Japanese companies will be newcomers to the international markets, but it would be foolish to dismiss their engineering and marketing skills. American automotive manufacturers did that for decades, despite all the evidence of how unwise that would be. Today, Japanese firms have top-notch capabilities in designing and building not just trucks, but ships and aircraft too. If they have a weakness, it’s high labor costs, driven by all that success. And there are already signs that they’re eager to export: Japanese firms are showing up at the usual trade shows, and hiring advisors in Washington DC.
On the other hand, it’s important to remember that arms-trading relationships are based on government-to-government trust, and are built over time. German firms have indeed helped Bonn and Berlin build those, but apart from Chancellor Merkel’s dallying with exporting to Saudi Arabia, German governments have been more reticent than many about whom they would sell to. In the process, Germany has developed a reputation as a solid but judicious partner. Japanese firms don’t have those relationships, and they’re not likely to get them quickly in much of Asia. That’s an unfortunate and unreasonable consequence of history, but it remains what it is.
Increasingly aggressive neighbors to the west of Japan and the east of Germany might provide congruent motivations for the respective national governments to build the capabilities of their defense industries through supportive export policies. Yet for whatever reason, the directions of the two are at odds. Indeed, with all that brand equity built up by German industry over time, just what Siggi Pop is trying to accomplish is not entirely clear. If there is any lesson to be learned here, it is that arms trading franchises require considerable consistency in governmental policy across time. Japan may need to wait some years for results, but unfortunately, Germany’s may come faster.

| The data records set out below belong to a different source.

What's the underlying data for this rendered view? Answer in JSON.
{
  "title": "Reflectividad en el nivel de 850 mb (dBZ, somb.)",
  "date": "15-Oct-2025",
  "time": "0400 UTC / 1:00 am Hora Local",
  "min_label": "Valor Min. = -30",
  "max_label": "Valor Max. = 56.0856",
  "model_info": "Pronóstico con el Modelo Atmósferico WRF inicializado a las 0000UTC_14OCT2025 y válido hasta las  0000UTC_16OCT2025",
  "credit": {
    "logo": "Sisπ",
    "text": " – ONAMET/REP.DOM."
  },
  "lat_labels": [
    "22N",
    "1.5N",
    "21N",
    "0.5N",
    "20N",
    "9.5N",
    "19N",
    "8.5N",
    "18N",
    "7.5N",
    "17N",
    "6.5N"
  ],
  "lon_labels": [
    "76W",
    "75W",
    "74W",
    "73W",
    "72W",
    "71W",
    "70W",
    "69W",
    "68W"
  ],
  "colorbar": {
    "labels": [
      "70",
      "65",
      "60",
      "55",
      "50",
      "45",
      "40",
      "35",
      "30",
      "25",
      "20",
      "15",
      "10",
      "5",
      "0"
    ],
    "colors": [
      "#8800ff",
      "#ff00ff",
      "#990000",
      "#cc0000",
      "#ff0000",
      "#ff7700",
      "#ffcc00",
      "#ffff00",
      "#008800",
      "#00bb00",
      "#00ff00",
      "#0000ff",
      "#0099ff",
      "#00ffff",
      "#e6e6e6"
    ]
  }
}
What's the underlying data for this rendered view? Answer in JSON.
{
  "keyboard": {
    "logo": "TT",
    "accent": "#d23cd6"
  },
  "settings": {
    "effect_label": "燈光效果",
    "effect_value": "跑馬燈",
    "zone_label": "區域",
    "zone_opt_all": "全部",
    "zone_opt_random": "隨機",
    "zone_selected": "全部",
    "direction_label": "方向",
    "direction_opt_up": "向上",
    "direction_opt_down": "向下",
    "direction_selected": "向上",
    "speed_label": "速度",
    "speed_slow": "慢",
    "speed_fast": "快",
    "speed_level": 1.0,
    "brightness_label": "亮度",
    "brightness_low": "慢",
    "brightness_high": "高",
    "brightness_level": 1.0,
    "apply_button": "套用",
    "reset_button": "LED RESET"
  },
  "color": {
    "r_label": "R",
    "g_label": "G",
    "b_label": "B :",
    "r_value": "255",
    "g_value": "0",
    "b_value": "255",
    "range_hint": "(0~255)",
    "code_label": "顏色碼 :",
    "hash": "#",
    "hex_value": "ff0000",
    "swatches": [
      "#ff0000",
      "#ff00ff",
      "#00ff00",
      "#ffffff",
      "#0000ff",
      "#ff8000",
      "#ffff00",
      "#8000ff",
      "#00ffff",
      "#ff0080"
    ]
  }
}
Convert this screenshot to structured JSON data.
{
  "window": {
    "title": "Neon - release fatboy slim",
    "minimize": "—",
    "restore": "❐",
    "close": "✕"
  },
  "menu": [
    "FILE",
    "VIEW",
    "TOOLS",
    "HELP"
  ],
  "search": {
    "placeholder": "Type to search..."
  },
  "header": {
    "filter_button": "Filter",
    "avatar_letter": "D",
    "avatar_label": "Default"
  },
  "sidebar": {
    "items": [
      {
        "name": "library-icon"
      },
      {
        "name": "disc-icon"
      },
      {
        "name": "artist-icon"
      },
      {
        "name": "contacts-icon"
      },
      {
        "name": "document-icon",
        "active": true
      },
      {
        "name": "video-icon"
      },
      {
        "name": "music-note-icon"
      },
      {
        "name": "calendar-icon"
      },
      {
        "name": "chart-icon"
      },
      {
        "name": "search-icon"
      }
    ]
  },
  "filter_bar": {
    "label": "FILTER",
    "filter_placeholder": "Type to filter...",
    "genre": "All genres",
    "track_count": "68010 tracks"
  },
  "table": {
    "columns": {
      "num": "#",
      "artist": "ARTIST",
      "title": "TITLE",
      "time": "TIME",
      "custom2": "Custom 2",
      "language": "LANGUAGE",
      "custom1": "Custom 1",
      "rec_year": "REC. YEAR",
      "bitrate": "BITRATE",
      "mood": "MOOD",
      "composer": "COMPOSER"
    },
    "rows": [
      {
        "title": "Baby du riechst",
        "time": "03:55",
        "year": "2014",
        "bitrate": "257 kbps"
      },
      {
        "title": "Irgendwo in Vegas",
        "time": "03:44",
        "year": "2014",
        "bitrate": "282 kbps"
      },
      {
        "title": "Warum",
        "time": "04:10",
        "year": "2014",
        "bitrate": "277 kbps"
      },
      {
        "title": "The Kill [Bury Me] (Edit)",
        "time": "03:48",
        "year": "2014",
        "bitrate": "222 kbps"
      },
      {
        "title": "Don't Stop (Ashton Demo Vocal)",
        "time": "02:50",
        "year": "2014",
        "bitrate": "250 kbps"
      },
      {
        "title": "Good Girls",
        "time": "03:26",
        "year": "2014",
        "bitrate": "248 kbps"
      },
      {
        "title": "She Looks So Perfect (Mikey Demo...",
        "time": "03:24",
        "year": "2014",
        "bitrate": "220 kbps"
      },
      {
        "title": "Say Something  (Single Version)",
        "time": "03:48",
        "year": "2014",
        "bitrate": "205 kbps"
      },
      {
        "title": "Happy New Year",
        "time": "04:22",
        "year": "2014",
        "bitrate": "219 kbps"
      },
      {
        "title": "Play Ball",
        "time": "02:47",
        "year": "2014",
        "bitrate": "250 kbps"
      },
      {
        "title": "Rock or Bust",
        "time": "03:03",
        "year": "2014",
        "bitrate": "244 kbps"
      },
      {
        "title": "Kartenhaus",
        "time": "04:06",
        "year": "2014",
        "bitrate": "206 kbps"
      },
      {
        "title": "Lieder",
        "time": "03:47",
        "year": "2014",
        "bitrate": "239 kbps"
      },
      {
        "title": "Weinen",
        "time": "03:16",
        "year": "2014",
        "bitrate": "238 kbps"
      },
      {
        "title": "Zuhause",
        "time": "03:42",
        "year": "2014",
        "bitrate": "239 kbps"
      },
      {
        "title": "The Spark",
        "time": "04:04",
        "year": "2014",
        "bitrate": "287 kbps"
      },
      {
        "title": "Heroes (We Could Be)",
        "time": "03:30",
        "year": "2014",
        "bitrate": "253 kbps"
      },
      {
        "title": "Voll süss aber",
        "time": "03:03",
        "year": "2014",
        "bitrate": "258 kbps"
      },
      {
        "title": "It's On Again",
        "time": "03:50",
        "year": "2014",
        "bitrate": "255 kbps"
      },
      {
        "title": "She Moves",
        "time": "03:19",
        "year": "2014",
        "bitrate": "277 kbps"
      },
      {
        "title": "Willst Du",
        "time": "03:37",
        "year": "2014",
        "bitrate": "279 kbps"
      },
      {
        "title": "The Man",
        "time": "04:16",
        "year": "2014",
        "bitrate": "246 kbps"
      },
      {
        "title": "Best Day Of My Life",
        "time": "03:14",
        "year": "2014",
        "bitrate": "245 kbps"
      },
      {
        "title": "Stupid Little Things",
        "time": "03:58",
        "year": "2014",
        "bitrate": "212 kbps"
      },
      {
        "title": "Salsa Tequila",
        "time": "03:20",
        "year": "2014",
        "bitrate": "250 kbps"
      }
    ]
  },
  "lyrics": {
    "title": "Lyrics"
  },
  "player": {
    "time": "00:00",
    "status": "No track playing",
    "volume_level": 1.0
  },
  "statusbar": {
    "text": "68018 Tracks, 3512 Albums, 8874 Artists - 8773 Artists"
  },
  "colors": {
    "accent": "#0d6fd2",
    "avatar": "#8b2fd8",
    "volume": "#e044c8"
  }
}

James Hasik is a senior fellow in the Brent Scowcroft Center on International Security.